     (My tickets for NTLive performances)

I started reading Shakespeare at 12 during my grade school years. Our English teacher, Miss Maroma, would read with us the plays during class and made us understand those centuries-old Shakespearian words. But that night, among the audience made up of Koreans and a few foreigners, I watched and enjoyed not just another Shakespeare work, but performances and a production of the highest quality even William Shakespeare would have been proud of.

                         * * * * *

Next play, Benedict Cumberbatch as Hamlet!

Sunday, 6 March 2016

Glow In The Dark: The Night Palace Tours

Last week, I called up Korea Tourism Organization's #1330 hotline to ask about the night tours of Changdeokgung Palace. The female operator handling the English hotline told me that tickets were made available days before and they were sold out. 

Something in me didn't believe her. Why? All my professional life I was trained not to believe unless I see evidence. And unless she told me her source and verified it myself, I didn't believe a word she said. Ha-ha-ha!

(Photographers and onlookers standing on the rooftop of the National Museum of Korean Contemporary History)
And I was right not to believe her.

Yesterday, I logged on into Interpark's website and, viola! I was able to buy a ticket! For a night tour of Changdeok Palace! They weren't sold out after all!

       (Gyeongbuk Palace lighted at night)
I wanted to call back #1330 and tell that female operator to stop informing her callers that tickets were sold out. Because if she did, those tourists and visitors to Korea who wanted to experience walking around the Changdeok Palace at night would just forego the experience of discovering the Palace's nocturnal character.

The temperatures in Seoul are getting warmer these days, and it should be comfortable walking around the palatial grounds even at night. 

And maybe when it's really quiet and calm at the Palace, perhaps, it won't only be the tour guide's voice that the visitors would be able to hear.
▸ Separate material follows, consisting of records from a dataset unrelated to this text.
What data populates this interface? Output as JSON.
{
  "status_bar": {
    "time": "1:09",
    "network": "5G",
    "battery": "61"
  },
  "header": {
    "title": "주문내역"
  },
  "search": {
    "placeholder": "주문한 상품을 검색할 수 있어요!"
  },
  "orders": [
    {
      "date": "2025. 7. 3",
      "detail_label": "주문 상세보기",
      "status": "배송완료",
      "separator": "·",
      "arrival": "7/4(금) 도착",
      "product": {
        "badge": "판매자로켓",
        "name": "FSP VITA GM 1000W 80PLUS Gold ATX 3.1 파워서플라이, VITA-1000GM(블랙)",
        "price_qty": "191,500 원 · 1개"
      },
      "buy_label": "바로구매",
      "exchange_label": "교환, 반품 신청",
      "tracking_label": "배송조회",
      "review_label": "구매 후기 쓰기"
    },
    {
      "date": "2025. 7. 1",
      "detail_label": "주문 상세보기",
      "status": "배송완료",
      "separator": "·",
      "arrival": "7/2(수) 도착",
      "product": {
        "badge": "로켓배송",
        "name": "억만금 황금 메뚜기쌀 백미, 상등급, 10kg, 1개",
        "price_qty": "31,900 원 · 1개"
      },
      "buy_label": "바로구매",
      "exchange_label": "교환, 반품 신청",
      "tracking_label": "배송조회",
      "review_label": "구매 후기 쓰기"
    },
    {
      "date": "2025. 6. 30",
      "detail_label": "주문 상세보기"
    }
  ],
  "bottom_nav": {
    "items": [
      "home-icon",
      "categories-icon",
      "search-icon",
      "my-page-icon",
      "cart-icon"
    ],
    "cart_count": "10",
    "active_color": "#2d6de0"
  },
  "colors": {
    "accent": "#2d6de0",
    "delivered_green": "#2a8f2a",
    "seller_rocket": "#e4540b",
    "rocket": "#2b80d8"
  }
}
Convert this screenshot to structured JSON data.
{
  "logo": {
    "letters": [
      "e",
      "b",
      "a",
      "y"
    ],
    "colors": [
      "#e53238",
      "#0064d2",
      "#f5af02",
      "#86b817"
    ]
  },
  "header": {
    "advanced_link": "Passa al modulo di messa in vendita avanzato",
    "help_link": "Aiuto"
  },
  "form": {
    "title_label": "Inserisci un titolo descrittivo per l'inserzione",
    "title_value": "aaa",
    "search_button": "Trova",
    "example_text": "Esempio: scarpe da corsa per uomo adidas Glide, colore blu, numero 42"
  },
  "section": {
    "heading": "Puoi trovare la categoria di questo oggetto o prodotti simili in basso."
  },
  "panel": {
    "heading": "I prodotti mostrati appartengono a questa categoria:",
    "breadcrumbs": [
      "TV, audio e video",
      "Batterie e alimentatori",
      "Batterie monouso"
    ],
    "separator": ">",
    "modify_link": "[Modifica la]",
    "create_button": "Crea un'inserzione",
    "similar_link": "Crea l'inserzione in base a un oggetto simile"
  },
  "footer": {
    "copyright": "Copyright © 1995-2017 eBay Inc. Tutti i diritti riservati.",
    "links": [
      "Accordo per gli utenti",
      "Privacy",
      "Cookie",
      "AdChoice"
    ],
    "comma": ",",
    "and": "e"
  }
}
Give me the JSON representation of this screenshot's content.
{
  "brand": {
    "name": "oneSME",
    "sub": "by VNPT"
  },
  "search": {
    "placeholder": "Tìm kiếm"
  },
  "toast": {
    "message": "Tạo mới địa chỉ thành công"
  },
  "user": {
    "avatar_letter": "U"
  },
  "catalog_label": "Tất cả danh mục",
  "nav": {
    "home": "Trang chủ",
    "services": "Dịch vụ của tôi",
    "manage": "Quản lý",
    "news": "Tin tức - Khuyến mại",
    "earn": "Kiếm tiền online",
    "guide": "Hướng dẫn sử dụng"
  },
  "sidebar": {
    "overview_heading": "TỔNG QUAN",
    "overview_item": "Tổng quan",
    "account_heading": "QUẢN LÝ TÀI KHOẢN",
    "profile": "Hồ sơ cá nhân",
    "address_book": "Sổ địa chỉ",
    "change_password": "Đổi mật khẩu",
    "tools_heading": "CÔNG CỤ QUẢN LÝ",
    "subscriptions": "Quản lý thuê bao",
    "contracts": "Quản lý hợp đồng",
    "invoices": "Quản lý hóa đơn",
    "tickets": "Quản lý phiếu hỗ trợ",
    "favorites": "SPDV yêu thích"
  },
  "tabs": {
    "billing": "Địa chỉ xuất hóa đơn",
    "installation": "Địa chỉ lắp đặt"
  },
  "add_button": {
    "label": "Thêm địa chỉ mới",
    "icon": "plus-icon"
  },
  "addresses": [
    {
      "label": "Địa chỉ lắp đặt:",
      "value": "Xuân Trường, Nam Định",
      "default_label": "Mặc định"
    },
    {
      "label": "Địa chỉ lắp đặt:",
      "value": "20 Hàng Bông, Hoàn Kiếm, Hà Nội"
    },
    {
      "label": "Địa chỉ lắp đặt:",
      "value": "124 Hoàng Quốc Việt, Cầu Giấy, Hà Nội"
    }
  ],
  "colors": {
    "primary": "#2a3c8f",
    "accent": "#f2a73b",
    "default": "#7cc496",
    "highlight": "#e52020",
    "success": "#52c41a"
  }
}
We should also be able to hear the voices of the past residents and the stories they wanted to tell the visitors.
     (The main gate of Gyeongbuk Palace 
                            at night)

Details of the night tour: